== TASK INPUT ==
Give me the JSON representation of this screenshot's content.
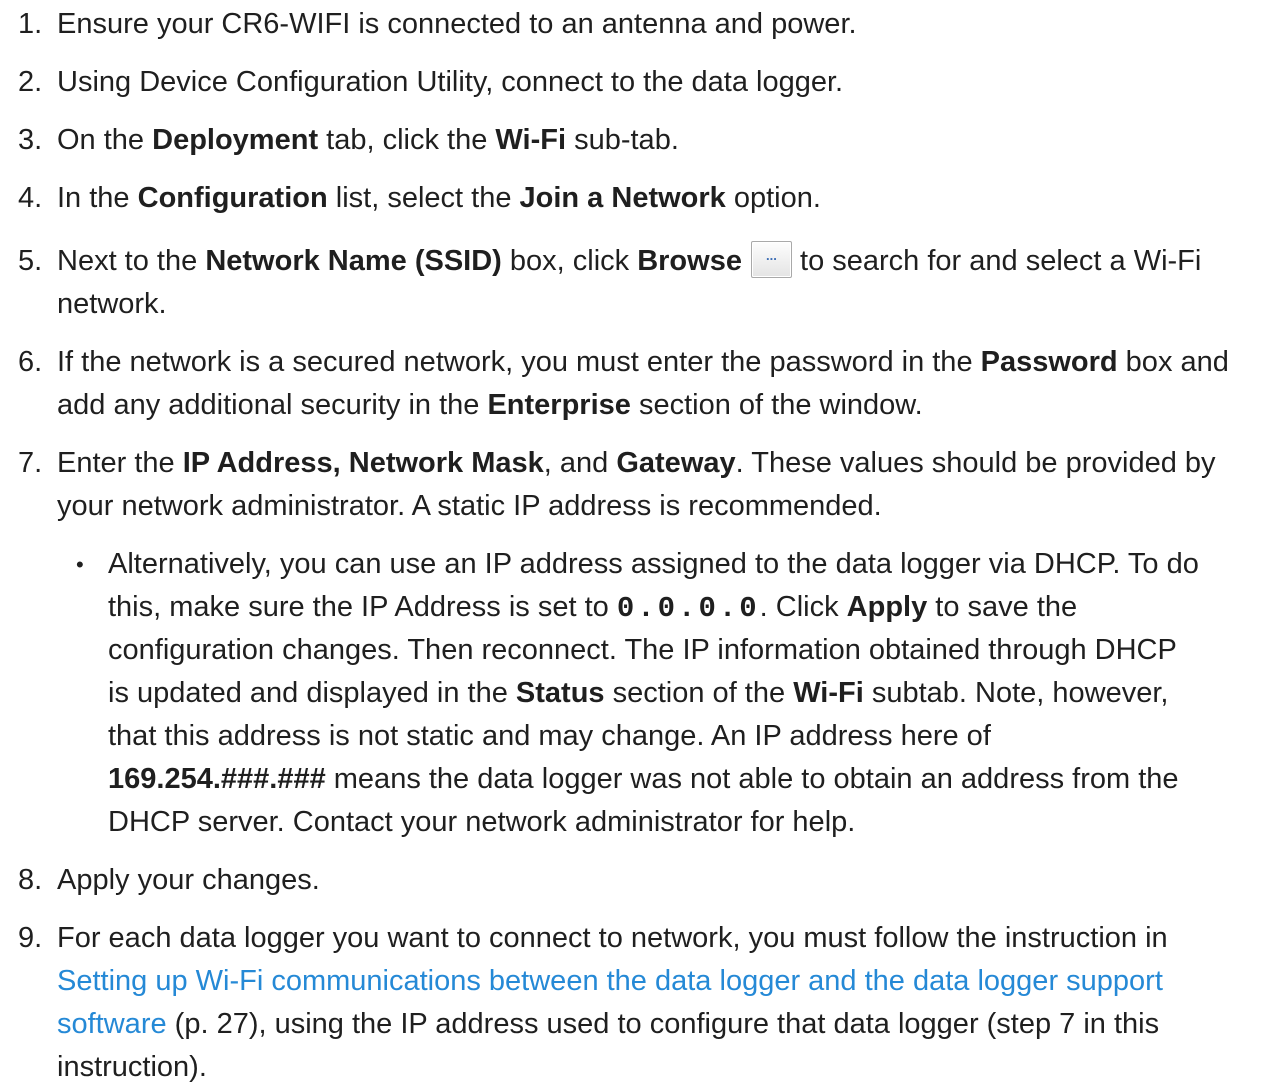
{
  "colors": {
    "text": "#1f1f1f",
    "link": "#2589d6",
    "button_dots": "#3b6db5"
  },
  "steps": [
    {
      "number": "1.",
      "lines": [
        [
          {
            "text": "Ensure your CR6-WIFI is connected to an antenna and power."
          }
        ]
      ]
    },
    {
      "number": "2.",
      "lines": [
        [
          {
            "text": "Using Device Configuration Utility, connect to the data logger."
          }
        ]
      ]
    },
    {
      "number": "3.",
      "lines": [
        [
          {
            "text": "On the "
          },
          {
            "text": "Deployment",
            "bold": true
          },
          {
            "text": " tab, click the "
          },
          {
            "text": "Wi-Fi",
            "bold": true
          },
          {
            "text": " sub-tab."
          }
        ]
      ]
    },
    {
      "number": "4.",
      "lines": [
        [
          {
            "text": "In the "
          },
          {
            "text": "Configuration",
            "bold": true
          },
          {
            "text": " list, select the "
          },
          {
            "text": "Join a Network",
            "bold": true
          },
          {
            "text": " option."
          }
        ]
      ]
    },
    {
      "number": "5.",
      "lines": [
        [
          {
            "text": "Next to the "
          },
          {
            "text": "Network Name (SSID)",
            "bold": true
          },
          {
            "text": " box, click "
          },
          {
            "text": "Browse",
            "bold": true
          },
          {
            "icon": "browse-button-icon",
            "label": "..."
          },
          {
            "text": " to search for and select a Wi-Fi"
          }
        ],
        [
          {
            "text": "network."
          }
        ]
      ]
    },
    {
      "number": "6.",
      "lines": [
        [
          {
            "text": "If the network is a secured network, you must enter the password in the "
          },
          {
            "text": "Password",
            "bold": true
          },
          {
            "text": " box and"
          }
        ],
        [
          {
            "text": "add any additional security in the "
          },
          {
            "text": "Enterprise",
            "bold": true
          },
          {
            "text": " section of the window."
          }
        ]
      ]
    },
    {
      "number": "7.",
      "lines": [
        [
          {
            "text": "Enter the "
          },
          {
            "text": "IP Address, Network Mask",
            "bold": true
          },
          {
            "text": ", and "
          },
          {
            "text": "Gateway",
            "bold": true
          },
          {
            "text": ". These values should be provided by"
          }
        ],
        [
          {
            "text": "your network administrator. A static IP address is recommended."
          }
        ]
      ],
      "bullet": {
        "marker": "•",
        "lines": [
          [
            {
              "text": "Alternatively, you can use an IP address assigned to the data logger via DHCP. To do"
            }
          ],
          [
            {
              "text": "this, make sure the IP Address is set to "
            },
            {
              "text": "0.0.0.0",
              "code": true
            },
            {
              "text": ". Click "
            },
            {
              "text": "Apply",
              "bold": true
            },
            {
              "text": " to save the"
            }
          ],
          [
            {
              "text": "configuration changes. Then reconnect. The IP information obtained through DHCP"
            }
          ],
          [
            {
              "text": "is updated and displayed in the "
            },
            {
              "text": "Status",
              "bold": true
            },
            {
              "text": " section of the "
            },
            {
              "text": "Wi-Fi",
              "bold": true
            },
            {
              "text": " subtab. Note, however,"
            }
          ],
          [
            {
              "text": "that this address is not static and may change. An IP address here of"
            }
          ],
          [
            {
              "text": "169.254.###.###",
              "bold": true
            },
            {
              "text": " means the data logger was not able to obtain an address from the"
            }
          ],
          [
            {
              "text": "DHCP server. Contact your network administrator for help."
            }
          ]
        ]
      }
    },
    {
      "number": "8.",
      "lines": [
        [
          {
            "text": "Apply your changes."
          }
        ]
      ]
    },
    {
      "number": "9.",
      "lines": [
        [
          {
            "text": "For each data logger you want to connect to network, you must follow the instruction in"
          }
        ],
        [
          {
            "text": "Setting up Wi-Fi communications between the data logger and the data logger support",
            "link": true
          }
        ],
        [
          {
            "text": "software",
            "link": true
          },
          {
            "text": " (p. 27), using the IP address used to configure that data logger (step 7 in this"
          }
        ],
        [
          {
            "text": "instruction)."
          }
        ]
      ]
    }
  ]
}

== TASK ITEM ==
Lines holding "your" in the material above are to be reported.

== OUTPUT FOR THIS EXERCISE ==
            "text": "Ensure your CR6-WIFI is connected to an antenna and power."
            "text": "your network administrator. A static IP address is recommended."
              "text": "DHCP server. Contact your network administrator for help."
            "text": "Apply your changes."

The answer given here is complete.